BRIEF.
Leaving out the pictures, please retype each record exactly.

ENTRIES PROVIDED.
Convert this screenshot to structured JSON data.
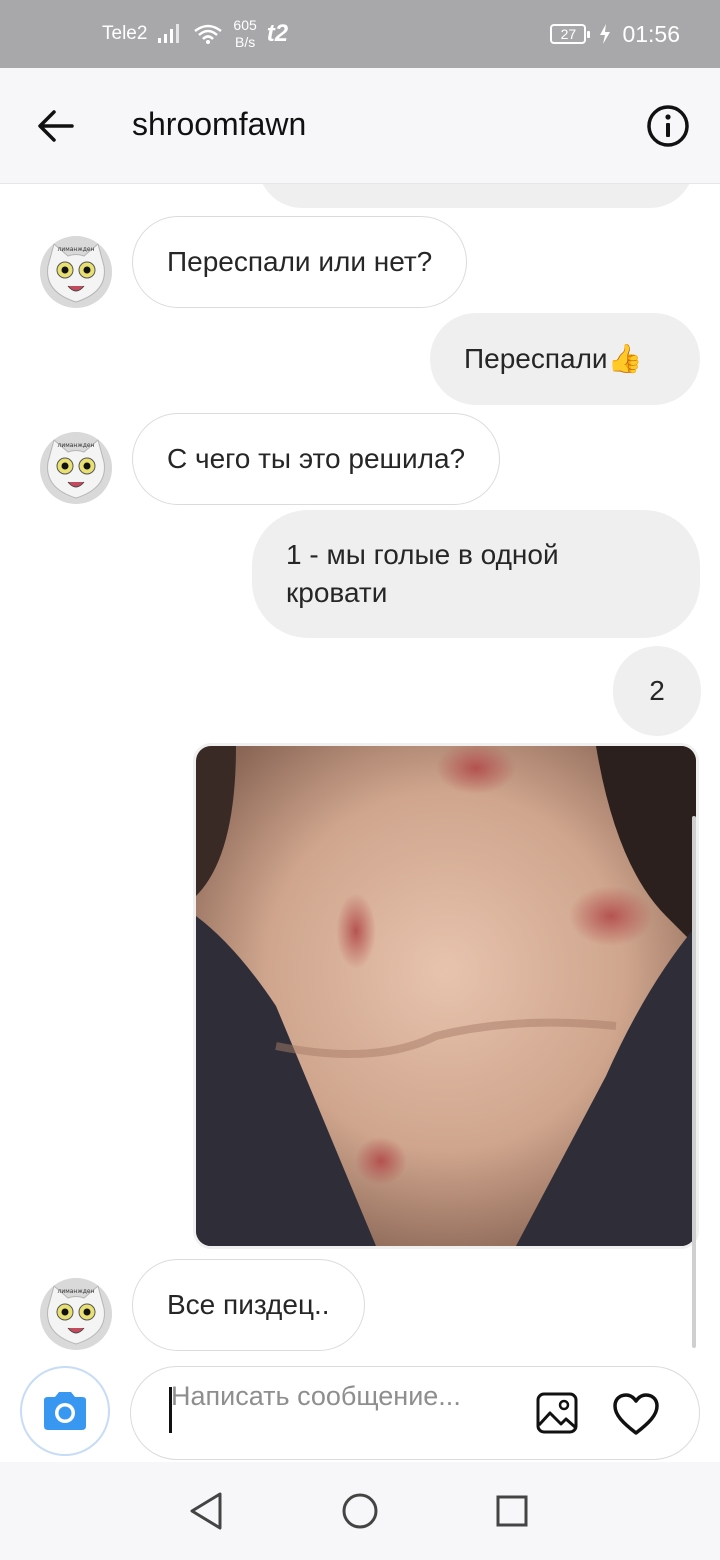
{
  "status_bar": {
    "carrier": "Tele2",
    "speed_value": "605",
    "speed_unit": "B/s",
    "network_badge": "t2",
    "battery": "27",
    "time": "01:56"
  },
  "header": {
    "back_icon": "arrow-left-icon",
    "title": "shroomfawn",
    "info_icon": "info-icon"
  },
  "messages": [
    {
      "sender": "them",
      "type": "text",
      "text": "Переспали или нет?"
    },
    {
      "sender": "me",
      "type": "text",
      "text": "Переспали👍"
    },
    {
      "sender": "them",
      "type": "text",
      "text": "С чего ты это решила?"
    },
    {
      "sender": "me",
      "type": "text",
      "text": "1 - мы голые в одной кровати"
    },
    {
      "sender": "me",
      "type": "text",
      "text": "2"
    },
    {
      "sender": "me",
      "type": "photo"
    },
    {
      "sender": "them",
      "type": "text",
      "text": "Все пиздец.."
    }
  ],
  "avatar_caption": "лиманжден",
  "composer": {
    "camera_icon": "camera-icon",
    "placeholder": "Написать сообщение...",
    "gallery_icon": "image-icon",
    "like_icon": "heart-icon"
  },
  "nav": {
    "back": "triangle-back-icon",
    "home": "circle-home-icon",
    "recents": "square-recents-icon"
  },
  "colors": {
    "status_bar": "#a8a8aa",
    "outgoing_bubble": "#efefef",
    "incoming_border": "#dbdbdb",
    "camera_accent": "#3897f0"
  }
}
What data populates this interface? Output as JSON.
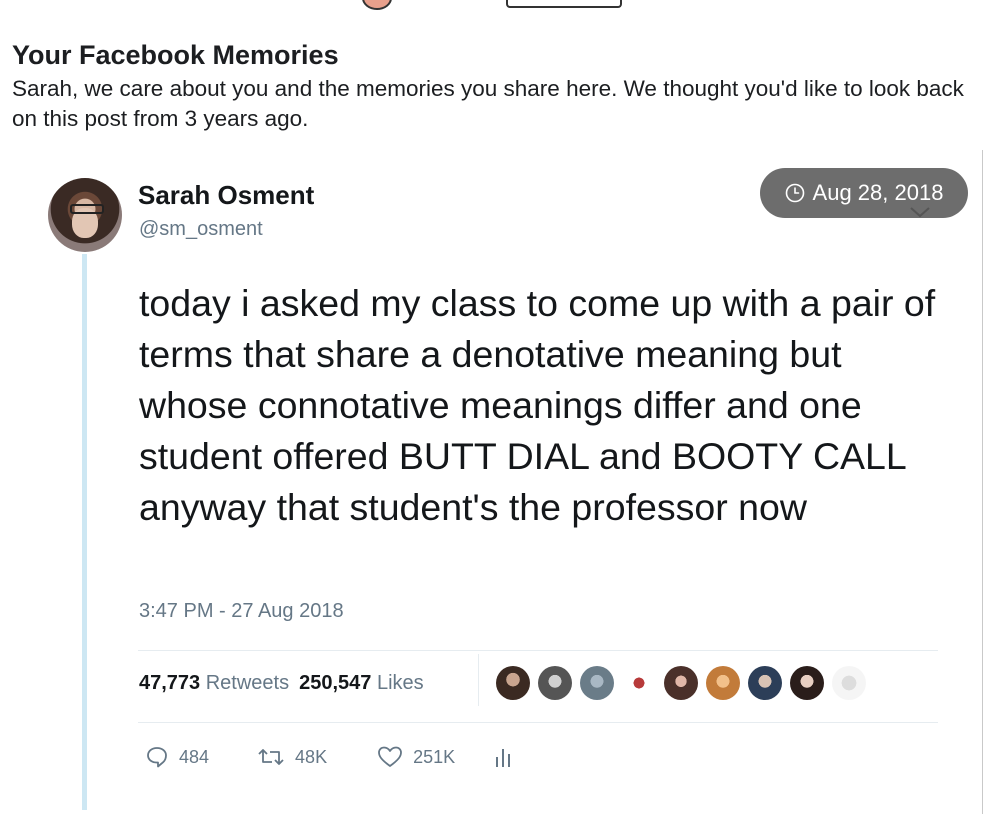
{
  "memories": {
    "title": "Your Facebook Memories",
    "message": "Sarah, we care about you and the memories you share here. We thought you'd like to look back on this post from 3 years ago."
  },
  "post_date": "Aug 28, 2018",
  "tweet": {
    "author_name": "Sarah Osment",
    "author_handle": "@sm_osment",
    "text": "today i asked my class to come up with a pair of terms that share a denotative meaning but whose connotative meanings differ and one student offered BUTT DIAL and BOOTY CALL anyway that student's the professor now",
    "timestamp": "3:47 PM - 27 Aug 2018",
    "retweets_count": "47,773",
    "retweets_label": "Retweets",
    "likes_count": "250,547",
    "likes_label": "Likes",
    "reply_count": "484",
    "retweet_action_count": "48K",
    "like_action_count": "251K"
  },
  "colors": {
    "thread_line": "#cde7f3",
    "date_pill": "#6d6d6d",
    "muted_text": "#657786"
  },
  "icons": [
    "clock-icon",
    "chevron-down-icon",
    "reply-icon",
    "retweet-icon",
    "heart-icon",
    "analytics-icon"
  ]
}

ANSWER SPACE.
Convert this screenshot to structured JSON data.
{
  "status_bar": {
    "carrier": "Tele2",
    "speed_value": "605",
    "speed_unit": "B/s",
    "network_badge": "t2",
    "battery": "27",
    "time": "01:56"
  },
  "header": {
    "back_icon": "arrow-left-icon",
    "title": "shroomfawn",
    "info_icon": "info-icon"
  },
  "messages": [
    {
      "sender": "them",
      "type": "text",
      "text": "Переспали или нет?"
    },
    {
      "sender": "me",
      "type": "text",
      "text": "Переспали👍"
    },
    {
      "sender": "them",
      "type": "text",
      "text": "С чего ты это решила?"
    },
    {
      "sender": "me",
      "type": "text",
      "text": "1 - мы голые в одной кровати"
    },
    {
      "sender": "me",
      "type": "text",
      "text": "2"
    },
    {
      "sender": "me",
      "type": "photo"
    },
    {
      "sender": "them",
      "type": "text",
      "text": "Все пиздец.."
    }
  ],
  "avatar_caption": "лиманжден",
  "composer": {
    "camera_icon": "camera-icon",
    "placeholder": "Написать сообщение...",
    "gallery_icon": "image-icon",
    "like_icon": "heart-icon"
  },
  "nav": {
    "back": "triangle-back-icon",
    "home": "circle-home-icon",
    "recents": "square-recents-icon"
  },
  "colors": {
    "status_bar": "#a8a8aa",
    "outgoing_bubble": "#efefef",
    "incoming_border": "#dbdbdb",
    "camera_accent": "#3897f0"
  }
}
What data populates this interface? Output as JSON.
{
  "memories": {
    "title": "Your Facebook Memories",
    "message": "Sarah, we care about you and the memories you share here. We thought you'd like to look back on this post from 3 years ago."
  },
  "post_date": "Aug 28, 2018",
  "tweet": {
    "author_name": "Sarah Osment",
    "author_handle": "@sm_osment",
    "text": "today i asked my class to come up with a pair of terms that share a denotative meaning but whose connotative meanings differ and one student offered BUTT DIAL and BOOTY CALL anyway that student's the professor now",
    "timestamp": "3:47 PM - 27 Aug 2018",
    "retweets_count": "47,773",
    "retweets_label": "Retweets",
    "likes_count": "250,547",
    "likes_label": "Likes",
    "reply_count": "484",
    "retweet_action_count": "48K",
    "like_action_count": "251K"
  },
  "colors": {
    "thread_line": "#cde7f3",
    "date_pill": "#6d6d6d",
    "muted_text": "#657786"
  },
  "icons": [
    "clock-icon",
    "chevron-down-icon",
    "reply-icon",
    "retweet-icon",
    "heart-icon",
    "analytics-icon"
  ]
}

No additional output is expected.